Kingston at the Olympics: Alexandra ten Hove Takes on Tokyo 2020

By Emily Coppella

Put simply, sailing has always been a part of Alexandra’s (Ali) ten Hove’s life. As a youth, she raced Optis and 420s, winning multiple national and North American titles and representing Canada at two Youth World Championships. Her own father, Martin ten Hove, competed in sailing at the 1984 Olympics in Los Angeles. Now, it’s Ali ten Hove’s turn to compete for Canada at the Tokyo 2020 Olympic Games in sailing in the 49er – Skipper class. The world’s most prestigious sports competition is on the horizon for ten Hove, and she’s reflecting on why growing up in Kingston was critical to her Olympic journey.

Born and raised here, ten Hove spent her childhood watching her father race and participate in regattas. Her parents signed her up to the Kingston Yacht Club (KYC) Junior Sailing program as a child and she fell in love with the sport. After aging out of youth competitions, she transitioned to the 470 and had her first experience running an Olympic campaign from 2013 to 2016. She competed at numerous World Cup events and World Championships, narrowly missing the opportunity to compete at the 2016 Games in Rio. When she became a skipper in the 49er FX class she met her current teammate, Mariah Millen. The ten Hove and Millen team have won numerous national titles and their fourth-place finish at the 2019 Pan American Games in Lima earned them their spot at the Tokyo 2020 Olympic games. We spoke with Ali ten Hove to learn more about how her hometown helped her sail to the Games.

Ten Hove believes Kingston’s physical landscape plays a part in nurturing her sailing skills, but more importantly, it’s the resources and sailing community that contribute to Kingston’s sailing legacy. “I was really lucky to grow up out of the Kingston sailing community and specifically the Kingston Yacht Club because there would be sailors around who were past world champions, Pan Am medallists, past Olympians…and I think Kingston has a really incredible theme of giving back and I try to embody this theme as well. People within Kingston and in the Kingston sailing community really want to pass along their knowledge so I definitely benefitted from that firsthand. It’s definitely a main reason I am where I am today.”

Some other supports in the Kingston community she praises include organizations like Canadian Olympic-training Regatta, Kingston, widely known as CORK. Almost every year of her sailing career, ten Hove has participated in a CORK event. The team works tirelessly to bring high-profile, international events such as the Junior World Championships or the Laser Worlds to Kingston home waters.
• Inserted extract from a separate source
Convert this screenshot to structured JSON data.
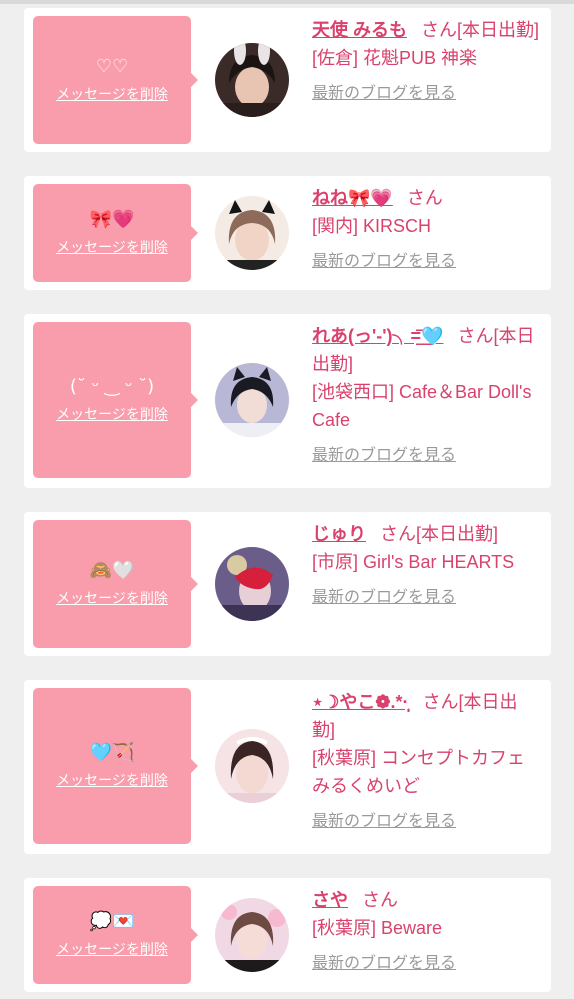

When she speaks of the organization, it’s with nothing but gratitude and pride.

Speaking of working tirelessly, ten Hove herself believes she’s only able to succeed the way she does because of the people who motivate her.

“What keeps me going is all the people that support me and are behind me and have believed in me and given me unconditional support. In a sporting career it’s not always going to be all ups. There’s some highs and some lows and my support team is so incredible, people who donate financially to me, donate time, just really believe in me, and believe that I would get to the Olympics and would be representing Canada. Just having them in my corner is what keeps me going.”

After a lifetime of support from Kingston, ten Hove is giving back by focusing on improving the low retention rate for young women in the sport of sailing. She credits the skills learned in sport for shaping the person she is today and decided to run a series of workshops and camps called, “Women Sailing to Success.”

“These camps are geared towards exposing young girls and young women to what the world of Olympic sailing looks like, what opportunities are offered, the skills you can learn and it just provides a place for young girls and young women in Canada to network with each other. Sailing is such a niche sport and I think having that community aspect is really important and also having a strong female role model to look up to, to say, ‘Look she did it, I can do that too.’”

Feedback has been more than positive for these workshops, with some young women who attended deciding to pursue Olympic sailing. Ten Hove recently saw some of them at the waterfront trying out their new Olympic-class boat for the first time. Ali ten Hove has been on the national team and competing on the World Cup circuit for eight years so far. While her athletic journey is far from over, she’s also bearing witness to Kingston’s next generation of professional sailors.

“I want to emphasize how thankful I am to the Kingston community for their support over the years. I feel really blessed to come from such a supportive community like Kingston and I’m really excited and proud to represent them on the world stage at the Olympics this summer.”

Read more stories: Kingston Athletes at the 2020 Tokyo Olympics